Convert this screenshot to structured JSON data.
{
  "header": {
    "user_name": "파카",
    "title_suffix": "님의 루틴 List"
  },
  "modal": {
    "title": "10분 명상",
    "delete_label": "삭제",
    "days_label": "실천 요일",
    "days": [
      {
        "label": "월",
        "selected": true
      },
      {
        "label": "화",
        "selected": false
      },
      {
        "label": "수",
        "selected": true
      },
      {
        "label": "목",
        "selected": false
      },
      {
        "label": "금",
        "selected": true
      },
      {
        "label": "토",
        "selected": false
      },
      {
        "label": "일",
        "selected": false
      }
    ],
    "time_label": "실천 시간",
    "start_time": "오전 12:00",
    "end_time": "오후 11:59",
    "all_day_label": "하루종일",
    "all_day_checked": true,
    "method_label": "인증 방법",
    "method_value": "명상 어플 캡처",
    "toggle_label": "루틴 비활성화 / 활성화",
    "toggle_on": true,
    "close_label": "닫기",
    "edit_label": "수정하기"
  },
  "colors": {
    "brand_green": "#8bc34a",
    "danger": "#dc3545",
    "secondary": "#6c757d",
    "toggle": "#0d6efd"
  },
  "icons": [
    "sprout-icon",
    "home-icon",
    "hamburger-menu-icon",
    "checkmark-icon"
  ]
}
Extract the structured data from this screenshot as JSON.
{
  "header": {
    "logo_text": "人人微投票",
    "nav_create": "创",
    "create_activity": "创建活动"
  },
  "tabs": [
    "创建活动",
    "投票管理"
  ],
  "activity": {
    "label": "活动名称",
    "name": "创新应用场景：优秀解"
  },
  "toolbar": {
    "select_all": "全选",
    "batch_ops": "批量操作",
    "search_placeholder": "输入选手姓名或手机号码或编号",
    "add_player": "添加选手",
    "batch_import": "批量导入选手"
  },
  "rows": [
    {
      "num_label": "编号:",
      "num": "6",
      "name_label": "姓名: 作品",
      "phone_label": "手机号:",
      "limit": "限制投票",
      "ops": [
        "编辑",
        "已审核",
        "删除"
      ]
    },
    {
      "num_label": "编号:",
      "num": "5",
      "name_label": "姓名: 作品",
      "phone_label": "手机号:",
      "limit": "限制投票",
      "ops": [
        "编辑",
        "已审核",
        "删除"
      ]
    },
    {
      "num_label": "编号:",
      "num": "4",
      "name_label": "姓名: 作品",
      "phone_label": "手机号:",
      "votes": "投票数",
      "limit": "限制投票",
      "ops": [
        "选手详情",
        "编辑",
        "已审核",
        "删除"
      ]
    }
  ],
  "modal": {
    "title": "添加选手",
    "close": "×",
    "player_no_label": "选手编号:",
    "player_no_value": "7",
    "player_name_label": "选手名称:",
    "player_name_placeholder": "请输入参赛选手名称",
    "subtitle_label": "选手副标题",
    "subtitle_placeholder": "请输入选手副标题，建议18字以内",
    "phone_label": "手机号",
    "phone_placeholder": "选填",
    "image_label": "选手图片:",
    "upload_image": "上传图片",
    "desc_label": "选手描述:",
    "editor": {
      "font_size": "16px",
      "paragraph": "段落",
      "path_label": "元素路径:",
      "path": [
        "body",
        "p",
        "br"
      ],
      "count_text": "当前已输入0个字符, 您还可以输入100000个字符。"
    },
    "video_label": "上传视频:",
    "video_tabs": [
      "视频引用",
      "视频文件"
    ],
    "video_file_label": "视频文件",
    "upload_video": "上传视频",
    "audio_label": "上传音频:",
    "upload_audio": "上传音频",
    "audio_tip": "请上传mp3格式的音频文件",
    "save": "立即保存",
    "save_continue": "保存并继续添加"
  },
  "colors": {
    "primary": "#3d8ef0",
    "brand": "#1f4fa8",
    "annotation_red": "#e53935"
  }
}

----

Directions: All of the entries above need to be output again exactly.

Solution to this problem:
Convert this screenshot to structured JSON data.
{
  "header": {
    "user_name": "파카",
    "title_suffix": "님의 루틴 List"
  },
  "modal": {
    "title": "10분 명상",
    "delete_label": "삭제",
    "days_label": "실천 요일",
    "days": [
      {
        "label": "월",
        "selected": true
      },
      {
        "label": "화",
        "selected": false
      },
      {
        "label": "수",
        "selected": true
      },
      {
        "label": "목",
        "selected": false
      },
      {
        "label": "금",
        "selected": true
      },
      {
        "label": "토",
        "selected": false
      },
      {
        "label": "일",
        "selected": false
      }
    ],
    "time_label": "실천 시간",
    "start_time": "오전 12:00",
    "end_time": "오후 11:59",
    "all_day_label": "하루종일",
    "all_day_checked": true,
    "method_label": "인증 방법",
    "method_value": "명상 어플 캡처",
    "toggle_label": "루틴 비활성화 / 활성화",
    "toggle_on": true,
    "close_label": "닫기",
    "edit_label": "수정하기"
  },
  "colors": {
    "brand_green": "#8bc34a",
    "danger": "#dc3545",
    "secondary": "#6c757d",
    "toggle": "#0d6efd"
  },
  "icons": [
    "sprout-icon",
    "home-icon",
    "hamburger-menu-icon",
    "checkmark-icon"
  ]
}
Extract the structured data from this screenshot as JSON.
{
  "header": {
    "logo_text": "人人微投票",
    "nav_create": "创",
    "create_activity": "创建活动"
  },
  "tabs": [
    "创建活动",
    "投票管理"
  ],
  "activity": {
    "label": "活动名称",
    "name": "创新应用场景：优秀解"
  },
  "toolbar": {
    "select_all": "全选",
    "batch_ops": "批量操作",
    "search_placeholder": "输入选手姓名或手机号码或编号",
    "add_player": "添加选手",
    "batch_import": "批量导入选手"
  },
  "rows": [
    {
      "num_label": "编号:",
      "num": "6",
      "name_label": "姓名: 作品",
      "phone_label": "手机号:",
      "limit": "限制投票",
      "ops": [
        "编辑",
        "已审核",
        "删除"
      ]
    },
    {
      "num_label": "编号:",
      "num": "5",
      "name_label": "姓名: 作品",
      "phone_label": "手机号:",
      "limit": "限制投票",
      "ops": [
        "编辑",
        "已审核",
        "删除"
      ]
    },
    {
      "num_label": "编号:",
      "num": "4",
      "name_label": "姓名: 作品",
      "phone_label": "手机号:",
      "votes": "投票数",
      "limit": "限制投票",
      "ops": [
        "选手详情",
        "编辑",
        "已审核",
        "删除"
      ]
    }
  ],
  "modal": {
    "title": "添加选手",
    "close": "×",
    "player_no_label": "选手编号:",
    "player_no_value": "7",
    "player_name_label": "选手名称:",
    "player_name_placeholder": "请输入参赛选手名称",
    "subtitle_label": "选手副标题",
    "subtitle_placeholder": "请输入选手副标题，建议18字以内",
    "phone_label": "手机号",
    "phone_placeholder": "选填",
    "image_label": "选手图片:",
    "upload_image": "上传图片",
    "desc_label": "选手描述:",
    "editor": {
      "font_size": "16px",
      "paragraph": "段落",
      "path_label": "元素路径:",
      "path": [
        "body",
        "p",
        "br"
      ],
      "count_text": "当前已输入0个字符, 您还可以输入100000个字符。"
    },
    "video_label": "上传视频:",
    "video_tabs": [
      "视频引用",
      "视频文件"
    ],
    "video_file_label": "视频文件",
    "upload_video": "上传视频",
    "audio_label": "上传音频:",
    "upload_audio": "上传音频",
    "audio_tip": "请上传mp3格式的音频文件",
    "save": "立即保存",
    "save_continue": "保存并继续添加"
  },
  "colors": {
    "primary": "#3d8ef0",
    "brand": "#1f4fa8",
    "annotation_red": "#e53935"
  }
}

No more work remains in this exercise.